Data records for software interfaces
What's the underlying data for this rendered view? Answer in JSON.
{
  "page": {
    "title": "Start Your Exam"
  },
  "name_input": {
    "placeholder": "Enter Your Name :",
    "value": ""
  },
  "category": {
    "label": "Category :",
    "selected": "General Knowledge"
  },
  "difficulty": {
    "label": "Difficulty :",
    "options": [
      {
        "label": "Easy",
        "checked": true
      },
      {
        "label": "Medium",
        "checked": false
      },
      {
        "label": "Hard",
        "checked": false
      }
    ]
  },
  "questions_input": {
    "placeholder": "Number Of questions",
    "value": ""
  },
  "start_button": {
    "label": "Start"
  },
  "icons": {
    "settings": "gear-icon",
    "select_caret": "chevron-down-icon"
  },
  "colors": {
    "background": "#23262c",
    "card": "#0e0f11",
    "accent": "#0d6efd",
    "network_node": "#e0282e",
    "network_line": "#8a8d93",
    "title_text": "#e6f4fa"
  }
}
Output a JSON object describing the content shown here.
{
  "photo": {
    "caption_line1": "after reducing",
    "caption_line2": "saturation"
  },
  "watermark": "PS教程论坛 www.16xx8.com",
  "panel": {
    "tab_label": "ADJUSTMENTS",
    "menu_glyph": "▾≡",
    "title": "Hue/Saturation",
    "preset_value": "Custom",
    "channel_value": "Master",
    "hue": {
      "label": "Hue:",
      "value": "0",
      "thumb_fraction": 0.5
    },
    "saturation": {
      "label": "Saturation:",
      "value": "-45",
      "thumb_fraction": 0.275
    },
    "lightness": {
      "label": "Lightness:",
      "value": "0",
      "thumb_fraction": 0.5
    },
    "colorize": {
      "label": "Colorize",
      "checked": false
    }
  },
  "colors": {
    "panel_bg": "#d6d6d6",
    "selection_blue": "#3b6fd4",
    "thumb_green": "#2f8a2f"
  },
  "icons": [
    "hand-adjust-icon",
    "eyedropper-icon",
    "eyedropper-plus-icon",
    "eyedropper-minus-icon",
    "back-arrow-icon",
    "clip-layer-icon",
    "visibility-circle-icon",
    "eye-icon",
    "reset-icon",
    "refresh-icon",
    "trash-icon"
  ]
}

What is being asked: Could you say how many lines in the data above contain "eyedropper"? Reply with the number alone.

Response: 3